In 2012 DNV presented its Shipping 2020 publication predicting 1000 vessels sailing on LNG by 2020. Now DNV GL, the world’s largest classification society, still believes this will be the case, Matthé Bakker, Head of Solutions DNV GL in the Netherlands, told LNG World News in an interview.
DNV GL released a report in March saying that there are 48 LNG-fuelled ships in operation worldwide and 53 confirmed LNG-fuelled newbuilds. “If you look at the total confirmed projects it’s still in line with our predictions and, although there are a lot of factors that influence developments, we are very optimistic for LNG as ship fuel in the future,” Bakker said.
A majority of these ships are classed by DNV GL and the company “is still receiving a good amount of requests for new studies,” according to Bakker.
Dutch LNG-fuelling market
Apart from classification, DNV GL is also working on several other projects related to the LNG-fuelling market in the Netherlands. “The initiatives are mostly on the supply side,” Bakker said while summing up a number of the initiatives:
“Vopak and Gasunie recently took the decision to build an LNG bunkering terminal (LBBR terminal) which will be located next to the Gate terminal in the Port of Rotterdam.” Bomin Linde is also developing an LNG bunker terminal in the Port of Rotterdam and the project is currently“in the permit phase.” Rotterdam-based Argos is developing an LNG bunkering vessel to provide LNG as a fuel to inland shipping and marine,” Bakker said.
Several initiatives are starting to develop through the LNG Masterplan for Rhine – Main –Danube. Recently GIE, NGVA, as well as the WPCI published maps indicating small-scale LNG activities in Europe.
“Also, there are numerous developments in the LNG truck fuelling market in the Netherlands, and beside the existing infrastructure for truck fuelling, new projects are being planned, which include big players like Shell and GDF Suez,” Bakker added.
LNG safety and benefits

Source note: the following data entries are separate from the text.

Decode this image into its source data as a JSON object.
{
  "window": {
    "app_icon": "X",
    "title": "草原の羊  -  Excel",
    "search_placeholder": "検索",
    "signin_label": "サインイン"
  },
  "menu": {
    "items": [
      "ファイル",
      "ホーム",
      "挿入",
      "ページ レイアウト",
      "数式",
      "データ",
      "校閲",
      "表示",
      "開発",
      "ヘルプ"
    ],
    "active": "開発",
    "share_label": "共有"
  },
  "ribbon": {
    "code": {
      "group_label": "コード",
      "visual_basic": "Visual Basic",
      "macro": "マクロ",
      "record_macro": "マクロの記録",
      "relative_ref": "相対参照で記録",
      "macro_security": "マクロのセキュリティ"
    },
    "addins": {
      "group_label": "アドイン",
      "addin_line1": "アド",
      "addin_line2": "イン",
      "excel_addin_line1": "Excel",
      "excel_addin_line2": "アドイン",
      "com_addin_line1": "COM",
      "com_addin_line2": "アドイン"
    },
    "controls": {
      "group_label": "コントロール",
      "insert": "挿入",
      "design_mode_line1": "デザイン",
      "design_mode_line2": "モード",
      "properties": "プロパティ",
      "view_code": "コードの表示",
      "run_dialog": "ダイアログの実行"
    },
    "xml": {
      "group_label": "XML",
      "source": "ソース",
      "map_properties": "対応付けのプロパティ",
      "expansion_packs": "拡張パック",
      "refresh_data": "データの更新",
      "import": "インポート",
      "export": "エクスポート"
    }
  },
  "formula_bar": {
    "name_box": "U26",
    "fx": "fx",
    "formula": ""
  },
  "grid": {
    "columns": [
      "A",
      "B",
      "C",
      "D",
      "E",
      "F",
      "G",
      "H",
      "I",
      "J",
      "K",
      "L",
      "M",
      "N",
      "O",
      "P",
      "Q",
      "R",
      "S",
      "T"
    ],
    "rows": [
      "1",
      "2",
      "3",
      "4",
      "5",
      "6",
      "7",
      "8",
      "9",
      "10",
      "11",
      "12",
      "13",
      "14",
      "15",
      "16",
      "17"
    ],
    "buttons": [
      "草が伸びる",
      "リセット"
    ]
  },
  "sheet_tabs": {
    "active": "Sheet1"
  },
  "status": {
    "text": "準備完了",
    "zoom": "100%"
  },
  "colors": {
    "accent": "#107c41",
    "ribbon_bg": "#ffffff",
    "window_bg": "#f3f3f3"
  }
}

“LNG has certain risks, but if you know the risks and manage them properly, it is not any more dangerous than any other hazardous material or fuel,” according to Bakker.
LNG as a ship fuel provides a lot of benefits as it reduces sulphur oxide (SOx) emissions by between 90 and 95 percent, as well as nitrogen oxide (NOx) emissions to comply with IMO Tier III limits. Also, LNG’s lower carbon content leads to a reduction of carbon dioxide (CO2) emissions by up to 20 to 25 percent.
From an operational point of view, shipowners can benefit because “gas engines are much cleaner compared to engines that run on diesel,” Bakker said.
“LNG as a fuel is very promising as a part of the energy mix, and although there might be a delay in its development, DNV GL has no doubt that it will manage to establish itself,” he concluded.